While its versatility has been impressive, Dixon cited another feature of the CC 3300 as the standout factor in performance. “It’s got very fast cycling time,” said Dixon. “It is definitely quicker than other equipment we’ve used.”
The cutter body of the CC 3300 features two hydraulic cylinders with speed valves to minimize cycle times. A reduction in the time it takes for the jaws to open and close translates into improved job-site efficiency according to the manufacturer. A 360-degree hydraulic rotation unit contributes to the increased cycle speed.
“It can basically give you three cuts of a steel beam compared to one cut with another attachment,” said Donahue. “If you’re in a situation with a deadline, that really helps.”
The production of the CC 3300, along with their other cutting shears, allowed Sabre to process roughly 60 tons (54.5 t) of steel per day on the job site. The actual procedure involved stacking up steel while a building was dismantled from top to bottom. When a large enough stockpile had accumulated, the focus turned to preparing the steel. Once prepared, six to eight truckloads of steel were hauled off the property on a daily basis.
On any heavy-duty demolition job, the need for frequent equipment maintenance is a given.
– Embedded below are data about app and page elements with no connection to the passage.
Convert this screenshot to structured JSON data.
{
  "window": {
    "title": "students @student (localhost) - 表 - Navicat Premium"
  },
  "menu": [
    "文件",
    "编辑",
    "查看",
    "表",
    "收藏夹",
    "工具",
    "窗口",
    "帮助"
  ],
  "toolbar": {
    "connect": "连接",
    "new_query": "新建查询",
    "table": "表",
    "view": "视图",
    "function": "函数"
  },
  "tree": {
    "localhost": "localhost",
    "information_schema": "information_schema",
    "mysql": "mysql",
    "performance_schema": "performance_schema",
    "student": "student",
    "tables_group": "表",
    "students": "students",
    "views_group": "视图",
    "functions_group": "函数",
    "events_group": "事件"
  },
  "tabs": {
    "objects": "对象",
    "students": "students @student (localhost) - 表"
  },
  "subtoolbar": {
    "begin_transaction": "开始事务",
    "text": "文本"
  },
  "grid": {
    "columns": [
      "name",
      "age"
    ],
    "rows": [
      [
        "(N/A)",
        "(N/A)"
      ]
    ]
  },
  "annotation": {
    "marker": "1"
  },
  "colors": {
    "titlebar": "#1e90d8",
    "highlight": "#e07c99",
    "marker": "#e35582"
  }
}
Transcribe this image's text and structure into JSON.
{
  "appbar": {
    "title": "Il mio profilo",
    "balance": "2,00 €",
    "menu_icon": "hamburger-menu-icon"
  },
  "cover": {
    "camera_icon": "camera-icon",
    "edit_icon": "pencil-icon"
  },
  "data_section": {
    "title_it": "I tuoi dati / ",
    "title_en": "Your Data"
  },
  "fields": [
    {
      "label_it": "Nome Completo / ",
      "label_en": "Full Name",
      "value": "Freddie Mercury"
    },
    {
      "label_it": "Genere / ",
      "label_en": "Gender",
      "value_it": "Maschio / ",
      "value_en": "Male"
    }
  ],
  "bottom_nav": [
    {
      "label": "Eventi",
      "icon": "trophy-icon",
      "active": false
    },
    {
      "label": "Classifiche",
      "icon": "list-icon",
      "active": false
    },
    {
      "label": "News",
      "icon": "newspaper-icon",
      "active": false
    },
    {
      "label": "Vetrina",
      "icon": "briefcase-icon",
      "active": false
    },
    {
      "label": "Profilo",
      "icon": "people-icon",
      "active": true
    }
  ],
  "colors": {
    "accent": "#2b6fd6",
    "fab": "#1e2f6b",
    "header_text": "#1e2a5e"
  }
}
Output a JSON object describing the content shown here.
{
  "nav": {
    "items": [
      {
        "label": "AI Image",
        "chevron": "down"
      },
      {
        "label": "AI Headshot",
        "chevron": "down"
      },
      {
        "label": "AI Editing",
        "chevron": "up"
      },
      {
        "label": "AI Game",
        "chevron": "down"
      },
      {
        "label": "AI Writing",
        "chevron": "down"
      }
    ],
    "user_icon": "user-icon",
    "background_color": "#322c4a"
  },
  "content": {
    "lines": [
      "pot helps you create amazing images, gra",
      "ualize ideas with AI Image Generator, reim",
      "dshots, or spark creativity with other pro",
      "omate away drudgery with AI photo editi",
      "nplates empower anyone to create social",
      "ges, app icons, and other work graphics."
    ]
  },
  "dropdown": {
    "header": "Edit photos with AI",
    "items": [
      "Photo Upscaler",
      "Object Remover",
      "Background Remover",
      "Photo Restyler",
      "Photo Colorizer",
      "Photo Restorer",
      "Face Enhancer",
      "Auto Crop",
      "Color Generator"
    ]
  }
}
With the job location being remote, this could have been a bigger issue than normal for Sabre.
However, any worries seemed to be gone. “I was concerned about getting parts for the units in case of breakages, but Atlas Copco has got us parts within a couple days at most,” said Dixon. “Getting the unit apart and back together hasn’t been a problem.”
Sabre found that the size of the CC 3300 provided the additional benefit of maneuverability. “Because it’s a little bit lighter unit, we’re able to mount it as a third member unit on the stick rather than as a second member on the boom,” said Dixon. “That gives us a little bit longer reach.”
Sabre completed the Tahawus job in the summer of 2006. With a project of such long duration, the importance of efficiency can’t be overstated.
The CC 3300 served its purpose well. Said Dixon, “It [did] the job that we asked it to, bottom line.”
While the CC 3300’s direct job was obviously to destroy and demolish, on this project it had the added privilege of helping to preserve part of American presidential history.